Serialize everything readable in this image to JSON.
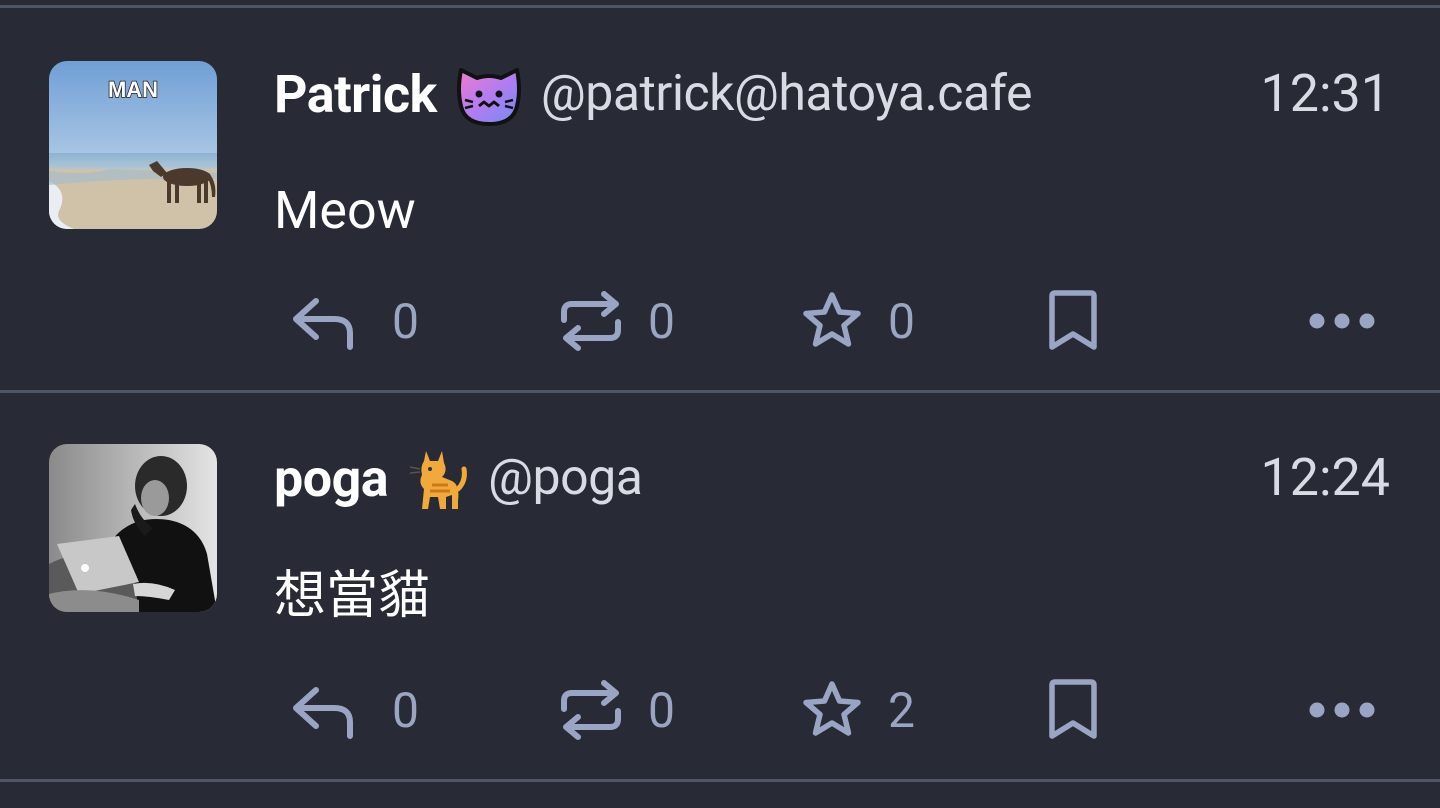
{
  "statuses": [
    {
      "display_name": "Patrick",
      "emoji_icon": "cat-face-emoji-icon",
      "handle": "@patrick@hatoya.cafe",
      "time": "12:31",
      "content": "Meow",
      "avatar_caption": "MAN",
      "avatar_icon": "horse-on-beach-avatar",
      "reply_count": "0",
      "boost_count": "0",
      "favourite_count": "0"
    },
    {
      "display_name": "poga",
      "emoji_icon": "cat-emoji-icon",
      "handle": "@poga",
      "time": "12:24",
      "content": "想當貓",
      "avatar_icon": "person-with-laptop-avatar",
      "reply_count": "0",
      "boost_count": "0",
      "favourite_count": "2"
    }
  ],
  "icons": {
    "reply": "reply-icon",
    "boost": "boost-icon",
    "favourite": "star-icon",
    "bookmark": "bookmark-icon",
    "more": "more-icon"
  },
  "colors": {
    "background": "#282a36",
    "divider": "#4d5568",
    "icon": "#9aa5c4",
    "muted_text": "#d9dbe4"
  }
}
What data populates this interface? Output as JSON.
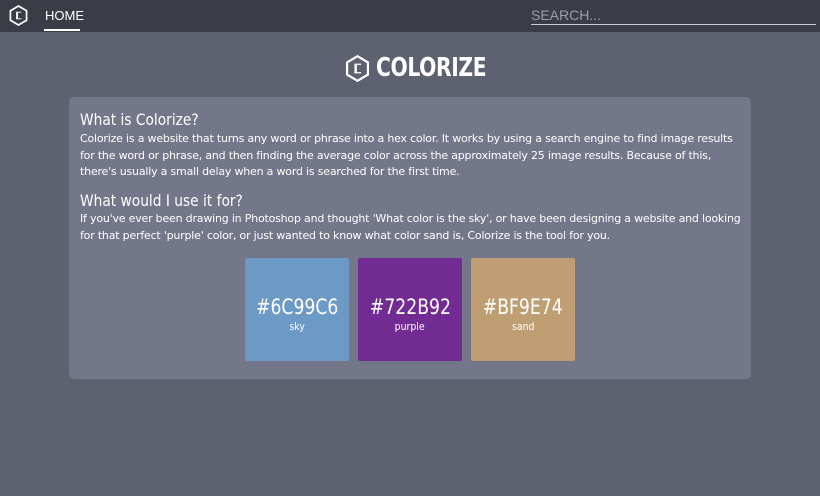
{
  "nav": {
    "home_label": "HOME"
  },
  "search": {
    "placeholder": "SEARCH..."
  },
  "brand": {
    "title": "COLORIZE",
    "icon": "hexagon-c-logo-icon"
  },
  "about": {
    "heading": "What is Colorize?",
    "text": "Colorize is a website that turns any word or phrase into a hex color. It works by using a search engine to find image results for the word or phrase, and then finding the average color across the approximately 25 image results. Because of this, there's usually a small delay when a word is searched for the first time."
  },
  "usage": {
    "heading": "What would I use it for?",
    "text": "If you've ever been drawing in Photoshop and thought 'What color is the sky', or have been designing a website and looking for that perfect 'purple' color, or just wanted to know what color sand is, Colorize is the tool for you."
  },
  "examples": [
    {
      "hex": "#6C99C6",
      "word": "sky",
      "color": "#6C99C6"
    },
    {
      "hex": "#722B92",
      "word": "purple",
      "color": "#722B92"
    },
    {
      "hex": "#BF9E74",
      "word": "sand",
      "color": "#BF9E74"
    }
  ],
  "colors": {
    "topbar": "#3a3d46",
    "background": "#5e6270",
    "panel": "#737789"
  }
}
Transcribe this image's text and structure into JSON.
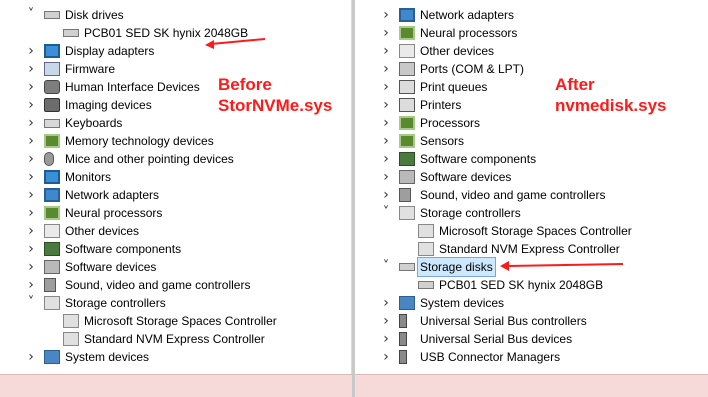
{
  "left": {
    "items": [
      {
        "label": "Disk drives",
        "icon": "disk-drive-icon",
        "chevron": "expanded"
      },
      {
        "label": "PCB01 SED SK hynix 2048GB",
        "icon": "disk-drive-icon",
        "chevron": "none"
      },
      {
        "label": "Display adapters",
        "icon": "display-adapter-icon",
        "chevron": "collapsed"
      },
      {
        "label": "Firmware",
        "icon": "firmware-icon",
        "chevron": "collapsed"
      },
      {
        "label": "Human Interface Devices",
        "icon": "hid-icon",
        "chevron": "collapsed"
      },
      {
        "label": "Imaging devices",
        "icon": "camera-icon",
        "chevron": "collapsed"
      },
      {
        "label": "Keyboards",
        "icon": "keyboard-icon",
        "chevron": "collapsed"
      },
      {
        "label": "Memory technology devices",
        "icon": "memory-chip-icon",
        "chevron": "collapsed"
      },
      {
        "label": "Mice and other pointing devices",
        "icon": "mouse-icon",
        "chevron": "collapsed"
      },
      {
        "label": "Monitors",
        "icon": "monitor-icon",
        "chevron": "collapsed"
      },
      {
        "label": "Network adapters",
        "icon": "network-adapter-icon",
        "chevron": "collapsed"
      },
      {
        "label": "Neural processors",
        "icon": "processor-chip-icon",
        "chevron": "collapsed"
      },
      {
        "label": "Other devices",
        "icon": "unknown-device-icon",
        "chevron": "collapsed"
      },
      {
        "label": "Software components",
        "icon": "puzzle-icon",
        "chevron": "collapsed"
      },
      {
        "label": "Software devices",
        "icon": "software-device-icon",
        "chevron": "collapsed"
      },
      {
        "label": "Sound, video and game controllers",
        "icon": "speaker-icon",
        "chevron": "collapsed"
      },
      {
        "label": "Storage controllers",
        "icon": "storage-controller-icon",
        "chevron": "expanded"
      },
      {
        "label": "Microsoft Storage Spaces Controller",
        "icon": "storage-controller-icon",
        "chevron": "none"
      },
      {
        "label": "Standard NVM Express Controller",
        "icon": "storage-controller-icon",
        "chevron": "none"
      },
      {
        "label": "System devices",
        "icon": "system-device-icon",
        "chevron": "collapsed"
      }
    ],
    "annotation": {
      "line1": "Before",
      "line2": "StorNVMe.sys"
    }
  },
  "right": {
    "items": [
      {
        "label": "Network adapters",
        "icon": "network-adapter-icon",
        "chevron": "collapsed"
      },
      {
        "label": "Neural processors",
        "icon": "processor-chip-icon",
        "chevron": "collapsed"
      },
      {
        "label": "Other devices",
        "icon": "unknown-device-icon",
        "chevron": "collapsed"
      },
      {
        "label": "Ports (COM & LPT)",
        "icon": "port-icon",
        "chevron": "collapsed"
      },
      {
        "label": "Print queues",
        "icon": "printer-icon",
        "chevron": "collapsed"
      },
      {
        "label": "Printers",
        "icon": "printer-icon",
        "chevron": "collapsed"
      },
      {
        "label": "Processors",
        "icon": "processor-chip-icon",
        "chevron": "collapsed"
      },
      {
        "label": "Sensors",
        "icon": "sensor-icon",
        "chevron": "collapsed"
      },
      {
        "label": "Software components",
        "icon": "puzzle-icon",
        "chevron": "collapsed"
      },
      {
        "label": "Software devices",
        "icon": "software-device-icon",
        "chevron": "collapsed"
      },
      {
        "label": "Sound, video and game controllers",
        "icon": "speaker-icon",
        "chevron": "collapsed"
      },
      {
        "label": "Storage controllers",
        "icon": "storage-controller-icon",
        "chevron": "expanded"
      },
      {
        "label": "Microsoft Storage Spaces Controller",
        "icon": "storage-controller-icon",
        "chevron": "none"
      },
      {
        "label": "Standard NVM Express Controller",
        "icon": "storage-controller-icon",
        "chevron": "none"
      },
      {
        "label": "Storage disks",
        "icon": "disk-drive-icon",
        "chevron": "expanded",
        "selected": true
      },
      {
        "label": "PCB01 SED SK hynix 2048GB",
        "icon": "disk-drive-icon",
        "chevron": "none"
      },
      {
        "label": "System devices",
        "icon": "system-device-icon",
        "chevron": "collapsed"
      },
      {
        "label": "Universal Serial Bus controllers",
        "icon": "usb-icon",
        "chevron": "collapsed"
      },
      {
        "label": "Universal Serial Bus devices",
        "icon": "usb-icon",
        "chevron": "collapsed"
      },
      {
        "label": "USB Connector Managers",
        "icon": "usb-icon",
        "chevron": "collapsed"
      }
    ],
    "annotation": {
      "line1": "After",
      "line2": "nvmedisk.sys"
    }
  },
  "colors": {
    "annotation": "#ff1a1a",
    "selection": "#cce8ff",
    "bottom_strip": "#f6dada"
  }
}
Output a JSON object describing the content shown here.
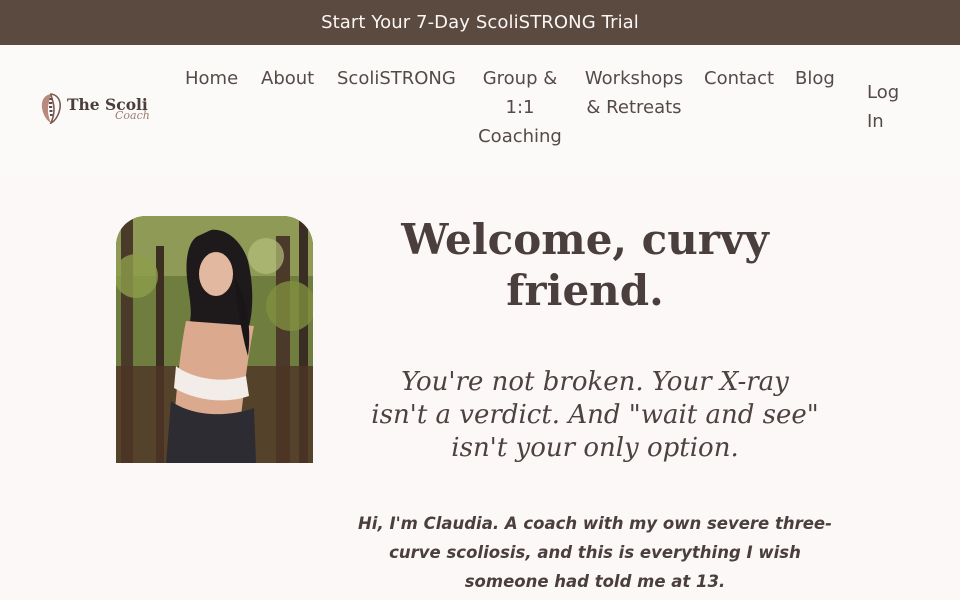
{
  "promo": {
    "text": "Start Your 7-Day ScoliSTRONG Trial"
  },
  "logo": {
    "main": "The Scoli",
    "script": "Coach"
  },
  "nav": {
    "home": "Home",
    "about": "About",
    "scolistrong": "ScoliSTRONG",
    "coaching_line1": "Group &",
    "coaching_line2": "1:1",
    "coaching_line3": "Coaching",
    "workshops_line1": "Workshops",
    "workshops_line2": "& Retreats",
    "contact": "Contact",
    "blog": "Blog",
    "login_line1": "Log",
    "login_line2": "In"
  },
  "hero": {
    "headline_line1": "Welcome, curvy",
    "headline_line2": "friend.",
    "subhead_line1": "You're not broken. Your X-ray",
    "subhead_line2": "isn't a verdict. And \"wait and see\"",
    "subhead_line3": "isn't your only option.",
    "intro_line1": "Hi, I'm Claudia. A coach with my own severe three-",
    "intro_line2": "curve scoliosis, and this is everything I wish",
    "intro_line3": "someone had told me at 13."
  },
  "colors": {
    "promo_bg": "#5a4a40",
    "page_bg": "#fcf9f8",
    "text": "#4a3f3d"
  }
}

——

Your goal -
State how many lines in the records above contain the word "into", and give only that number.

Your response -
2